6. Place of Celebration
Antiquities of the Christian Church
XVI. Of the Lord's Supper
6. Place of Celebration.
The sacrament was instituted in a private house, and the "breaking of bread" by the apostles. Acts 2:46, 20:7, 8, was in the private houses of believers. But the Corinthians, it appears, had a place distinct from their own houses, set apart for the celebration of this rite and of public worship, 1 Cor. 11:20.
In times of persecution, the Lord's supper was administered wherever it could be done with secrecy and safety, in secret places, in dens and caves of the earth, in the wilderness, and desert fields, etc. But it was a rule from the beginning that, as far as practicable, this ordinance should be solemnized in the public assembly, and in the customary place of public worship. The consecration of the elements, especially, was at times regarded as an act to be performed only in public; as appears from the custom of sending the consecrated elements to the sick, and to the poor or infirm who might be absent. The consecration in private houses was expressly forbidden by the council of Laodicea, c. 58.

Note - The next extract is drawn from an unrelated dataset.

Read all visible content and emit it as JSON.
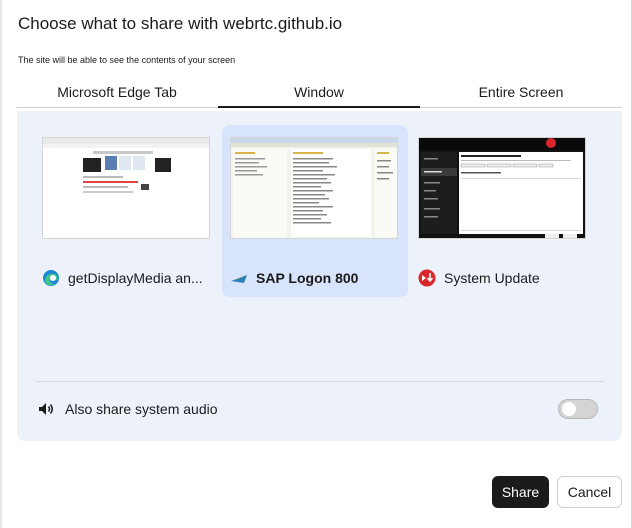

The communion table, or altar, was common as early as the second century. This, styled *, was at first made of Wood, hence the expression *. Altars wrought from stone became common in the time of Constantine, and in the Western church were required by ecclesiastical authority in the beginning of the sixth century.
The custom of covering the altar with white linen was very ancient. Optatus is the first writer who expressly mentions this practice. Allusions are also made to it by several other authors.
Balthas. Bebelii, Exercit. de aris et mensis eucharisticis veterum. Argentor. 1666. 4: Jo. Fabricii, De aris vet. Christian. Helmst. 1698. 4: Godofr. Voigtii, Thysiasteriologia, s. de altaribus vet. Chr. Edit.: J. A. Fabricii. Hamb. 1709. 8. 65
De Schismat. Donat. lib. vi. c. 1 seq.
Victor. De Persec. Vandal, lib. i: Isidor. Pelus. lib. i. Ep. 123: Pallad. Hist. Laus. Theod. i. 31.
(* denotes Greek text in Rev. Lyman Coleman's translation.)